▸ **Goal of the exercise**:
With the pictures omitted, write out the entries that follow exactly as they stand.

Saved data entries
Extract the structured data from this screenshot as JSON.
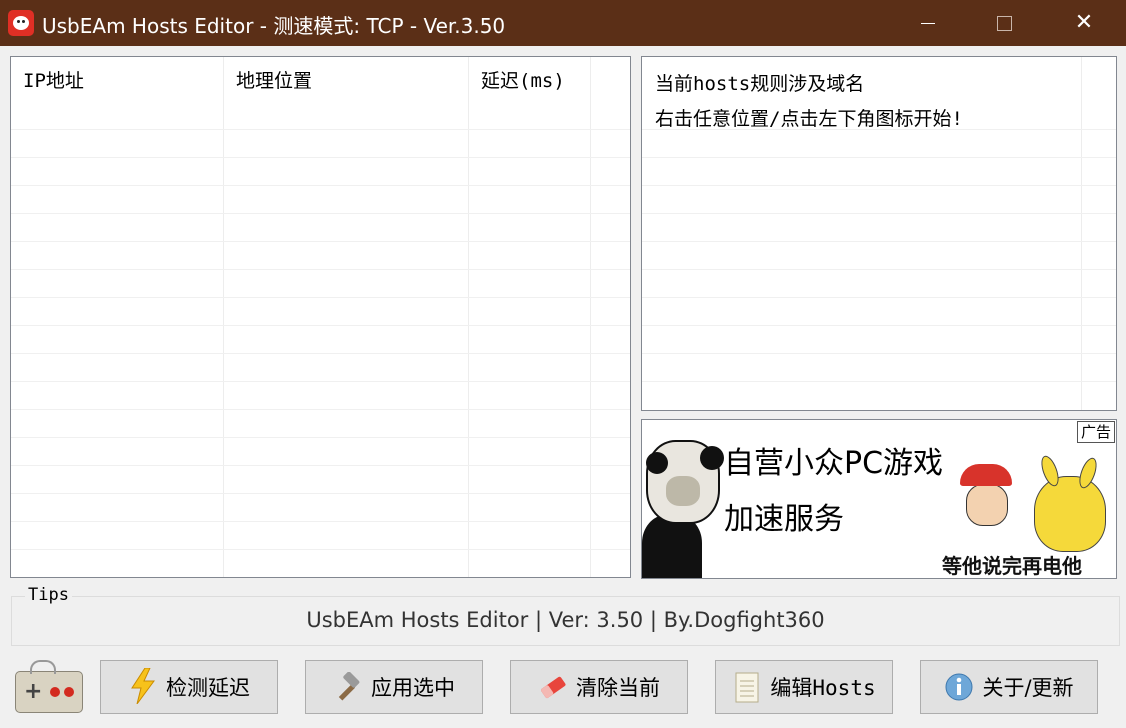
{
  "window": {
    "title": "UsbEAm Hosts Editor - 测速模式: TCP - Ver.3.50",
    "minimize": "—",
    "maximize": "□",
    "close": "✕"
  },
  "ip_list": {
    "columns": [
      "IP地址",
      "地理位置",
      "延迟(ms)"
    ],
    "rows": []
  },
  "hosts_list": {
    "header": "当前hosts规则涉及域名",
    "rows": [
      "右击任意位置/点击左下角图标开始!"
    ]
  },
  "ad": {
    "tag": "广告",
    "line1": "自营小众PC游戏",
    "line2": "加速服务",
    "caption": "等他说完再电他"
  },
  "tips": {
    "label": "Tips",
    "text": "UsbEAm Hosts Editor | Ver: 3.50 | By.Dogfight360"
  },
  "buttons": {
    "detect": "检测延迟",
    "apply": "应用选中",
    "clear": "清除当前",
    "edit": "编辑Hosts",
    "about": "关于/更新"
  },
  "colors": {
    "titlebar": "#5b2f17",
    "background": "#f0f0f0",
    "button": "#e1e1e1"
  }
}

▸ **Expected answer**:
Extract the structured data from this screenshot as JSON.
{
  "window": {
    "title": "UsbEAm Hosts Editor - 测速模式: TCP - Ver.3.50",
    "minimize": "—",
    "maximize": "□",
    "close": "✕"
  },
  "ip_list": {
    "columns": [
      "IP地址",
      "地理位置",
      "延迟(ms)"
    ],
    "rows": []
  },
  "hosts_list": {
    "header": "当前hosts规则涉及域名",
    "rows": [
      "右击任意位置/点击左下角图标开始!"
    ]
  },
  "ad": {
    "tag": "广告",
    "line1": "自营小众PC游戏",
    "line2": "加速服务",
    "caption": "等他说完再电他"
  },
  "tips": {
    "label": "Tips",
    "text": "UsbEAm Hosts Editor | Ver: 3.50 | By.Dogfight360"
  },
  "buttons": {
    "detect": "检测延迟",
    "apply": "应用选中",
    "clear": "清除当前",
    "edit": "编辑Hosts",
    "about": "关于/更新"
  },
  "colors": {
    "titlebar": "#5b2f17",
    "background": "#f0f0f0",
    "button": "#e1e1e1"
  }
}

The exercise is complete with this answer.